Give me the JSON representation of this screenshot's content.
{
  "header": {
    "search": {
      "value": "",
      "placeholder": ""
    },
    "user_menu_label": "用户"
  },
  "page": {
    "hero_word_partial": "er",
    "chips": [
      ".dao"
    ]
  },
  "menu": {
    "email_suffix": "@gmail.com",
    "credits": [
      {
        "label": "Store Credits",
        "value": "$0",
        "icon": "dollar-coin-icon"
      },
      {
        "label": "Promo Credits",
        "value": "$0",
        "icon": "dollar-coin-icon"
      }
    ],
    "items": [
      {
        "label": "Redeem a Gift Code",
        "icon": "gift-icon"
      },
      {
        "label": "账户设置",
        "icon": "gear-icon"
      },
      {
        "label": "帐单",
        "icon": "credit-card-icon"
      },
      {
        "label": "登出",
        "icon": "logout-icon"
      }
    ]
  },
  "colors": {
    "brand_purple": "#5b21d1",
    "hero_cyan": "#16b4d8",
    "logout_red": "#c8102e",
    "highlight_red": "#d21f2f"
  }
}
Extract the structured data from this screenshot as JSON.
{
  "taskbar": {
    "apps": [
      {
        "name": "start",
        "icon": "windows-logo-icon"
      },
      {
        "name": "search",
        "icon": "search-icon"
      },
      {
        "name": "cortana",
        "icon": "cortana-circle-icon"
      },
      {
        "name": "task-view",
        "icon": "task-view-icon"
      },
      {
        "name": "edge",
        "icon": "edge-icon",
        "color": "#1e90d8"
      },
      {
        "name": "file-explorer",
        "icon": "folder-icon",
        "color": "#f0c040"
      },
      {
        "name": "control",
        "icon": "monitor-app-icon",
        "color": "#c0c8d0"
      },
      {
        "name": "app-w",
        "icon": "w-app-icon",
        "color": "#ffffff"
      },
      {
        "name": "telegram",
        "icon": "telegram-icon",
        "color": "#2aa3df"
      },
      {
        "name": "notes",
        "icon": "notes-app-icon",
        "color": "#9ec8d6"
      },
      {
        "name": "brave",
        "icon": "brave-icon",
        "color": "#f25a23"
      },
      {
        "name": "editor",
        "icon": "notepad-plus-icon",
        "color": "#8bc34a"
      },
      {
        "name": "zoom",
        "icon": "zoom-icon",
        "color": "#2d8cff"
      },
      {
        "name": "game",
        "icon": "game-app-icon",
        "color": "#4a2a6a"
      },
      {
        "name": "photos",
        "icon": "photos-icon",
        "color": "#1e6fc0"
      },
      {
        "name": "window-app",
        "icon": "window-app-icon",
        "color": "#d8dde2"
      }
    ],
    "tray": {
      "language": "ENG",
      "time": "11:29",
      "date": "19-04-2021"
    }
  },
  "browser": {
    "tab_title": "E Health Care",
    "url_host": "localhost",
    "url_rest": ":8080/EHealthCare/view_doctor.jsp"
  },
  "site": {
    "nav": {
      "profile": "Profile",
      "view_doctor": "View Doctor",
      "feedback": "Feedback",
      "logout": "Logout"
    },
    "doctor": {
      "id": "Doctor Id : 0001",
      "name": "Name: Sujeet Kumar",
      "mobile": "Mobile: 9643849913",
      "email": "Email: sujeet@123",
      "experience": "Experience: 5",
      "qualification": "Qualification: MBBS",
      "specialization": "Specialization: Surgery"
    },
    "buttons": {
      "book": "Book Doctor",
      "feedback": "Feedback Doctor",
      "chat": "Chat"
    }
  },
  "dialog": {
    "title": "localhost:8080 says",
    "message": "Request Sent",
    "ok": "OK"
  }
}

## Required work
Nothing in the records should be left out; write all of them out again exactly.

## Result of the task
Give me the JSON representation of this screenshot's content.
{
  "header": {
    "search": {
      "value": "",
      "placeholder": ""
    },
    "user_menu_label": "用户"
  },
  "page": {
    "hero_word_partial": "er",
    "chips": [
      ".dao"
    ]
  },
  "menu": {
    "email_suffix": "@gmail.com",
    "credits": [
      {
        "label": "Store Credits",
        "value": "$0",
        "icon": "dollar-coin-icon"
      },
      {
        "label": "Promo Credits",
        "value": "$0",
        "icon": "dollar-coin-icon"
      }
    ],
    "items": [
      {
        "label": "Redeem a Gift Code",
        "icon": "gift-icon"
      },
      {
        "label": "账户设置",
        "icon": "gear-icon"
      },
      {
        "label": "帐单",
        "icon": "credit-card-icon"
      },
      {
        "label": "登出",
        "icon": "logout-icon"
      }
    ]
  },
  "colors": {
    "brand_purple": "#5b21d1",
    "hero_cyan": "#16b4d8",
    "logout_red": "#c8102e",
    "highlight_red": "#d21f2f"
  }
}
Extract the structured data from this screenshot as JSON.
{
  "taskbar": {
    "apps": [
      {
        "name": "start",
        "icon": "windows-logo-icon"
      },
      {
        "name": "search",
        "icon": "search-icon"
      },
      {
        "name": "cortana",
        "icon": "cortana-circle-icon"
      },
      {
        "name": "task-view",
        "icon": "task-view-icon"
      },
      {
        "name": "edge",
        "icon": "edge-icon",
        "color": "#1e90d8"
      },
      {
        "name": "file-explorer",
        "icon": "folder-icon",
        "color": "#f0c040"
      },
      {
        "name": "control",
        "icon": "monitor-app-icon",
        "color": "#c0c8d0"
      },
      {
        "name": "app-w",
        "icon": "w-app-icon",
        "color": "#ffffff"
      },
      {
        "name": "telegram",
        "icon": "telegram-icon",
        "color": "#2aa3df"
      },
      {
        "name": "notes",
        "icon": "notes-app-icon",
        "color": "#9ec8d6"
      },
      {
        "name": "brave",
        "icon": "brave-icon",
        "color": "#f25a23"
      },
      {
        "name": "editor",
        "icon": "notepad-plus-icon",
        "color": "#8bc34a"
      },
      {
        "name": "zoom",
        "icon": "zoom-icon",
        "color": "#2d8cff"
      },
      {
        "name": "game",
        "icon": "game-app-icon",
        "color": "#4a2a6a"
      },
      {
        "name": "photos",
        "icon": "photos-icon",
        "color": "#1e6fc0"
      },
      {
        "name": "window-app",
        "icon": "window-app-icon",
        "color": "#d8dde2"
      }
    ],
    "tray": {
      "language": "ENG",
      "time": "11:29",
      "date": "19-04-2021"
    }
  },
  "browser": {
    "tab_title": "E Health Care",
    "url_host": "localhost",
    "url_rest": ":8080/EHealthCare/view_doctor.jsp"
  },
  "site": {
    "nav": {
      "profile": "Profile",
      "view_doctor": "View Doctor",
      "feedback": "Feedback",
      "logout": "Logout"
    },
    "doctor": {
      "id": "Doctor Id : 0001",
      "name": "Name: Sujeet Kumar",
      "mobile": "Mobile: 9643849913",
      "email": "Email: sujeet@123",
      "experience": "Experience: 5",
      "qualification": "Qualification: MBBS",
      "specialization": "Specialization: Surgery"
    },
    "buttons": {
      "book": "Book Doctor",
      "feedback": "Feedback Doctor",
      "chat": "Chat"
    }
  },
  "dialog": {
    "title": "localhost:8080 says",
    "message": "Request Sent",
    "ok": "OK"
  }
}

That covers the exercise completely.